§ EXTRACTED INFORMATION:
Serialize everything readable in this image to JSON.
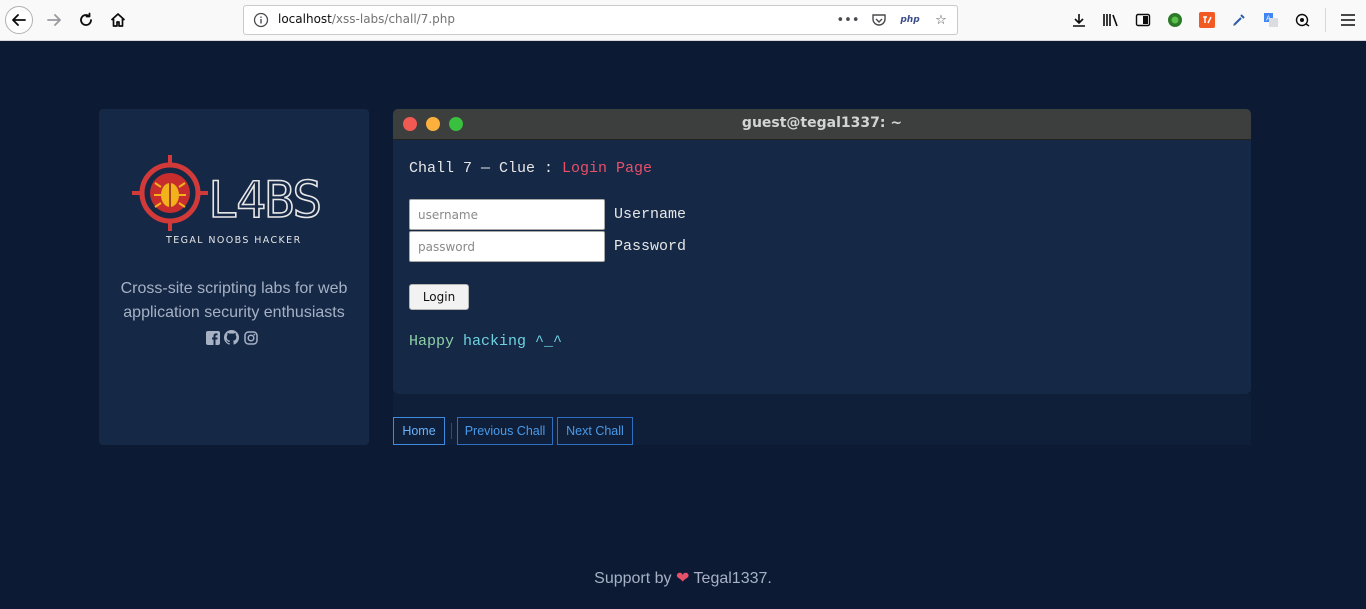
{
  "browser": {
    "url_host": "localhost",
    "url_path": "/xss-labs/chall/7.php",
    "page_action_php": "php"
  },
  "sidebar": {
    "logo_text": "L4BS",
    "logo_subtitle": "TEGAL NOOBS HACKER",
    "tagline": "Cross-site scripting labs for web application security enthusiasts"
  },
  "terminal": {
    "title": "guest@tegal1337: ~",
    "clue_prefix": "Chall 7 — Clue : ",
    "clue_highlight": "Login Page",
    "username_placeholder": "username",
    "password_placeholder": "password",
    "username_label": "Username",
    "password_label": "Password",
    "login_button": "Login",
    "happy_word1": "Happy",
    "happy_word2": " hacking ^_^"
  },
  "nav": {
    "home": "Home",
    "prev": "Previous Chall",
    "next": "Next Chall"
  },
  "footer": {
    "prefix": "Support by ",
    "suffix": " Tegal1337."
  },
  "colors": {
    "background": "#0c1a33",
    "card": "#152846",
    "accent_red": "#e8506a",
    "link_blue": "#4a9ae8"
  }
}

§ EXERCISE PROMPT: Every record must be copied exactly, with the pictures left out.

§ ANSWER AREA:
Serialize everything readable in this image to JSON.
{
  "browser": {
    "url_host": "localhost",
    "url_path": "/xss-labs/chall/7.php",
    "page_action_php": "php"
  },
  "sidebar": {
    "logo_text": "L4BS",
    "logo_subtitle": "TEGAL NOOBS HACKER",
    "tagline": "Cross-site scripting labs for web application security enthusiasts"
  },
  "terminal": {
    "title": "guest@tegal1337: ~",
    "clue_prefix": "Chall 7 — Clue : ",
    "clue_highlight": "Login Page",
    "username_placeholder": "username",
    "password_placeholder": "password",
    "username_label": "Username",
    "password_label": "Password",
    "login_button": "Login",
    "happy_word1": "Happy",
    "happy_word2": " hacking ^_^"
  },
  "nav": {
    "home": "Home",
    "prev": "Previous Chall",
    "next": "Next Chall"
  },
  "footer": {
    "prefix": "Support by ",
    "suffix": " Tegal1337."
  },
  "colors": {
    "background": "#0c1a33",
    "card": "#152846",
    "accent_red": "#e8506a",
    "link_blue": "#4a9ae8"
  }
}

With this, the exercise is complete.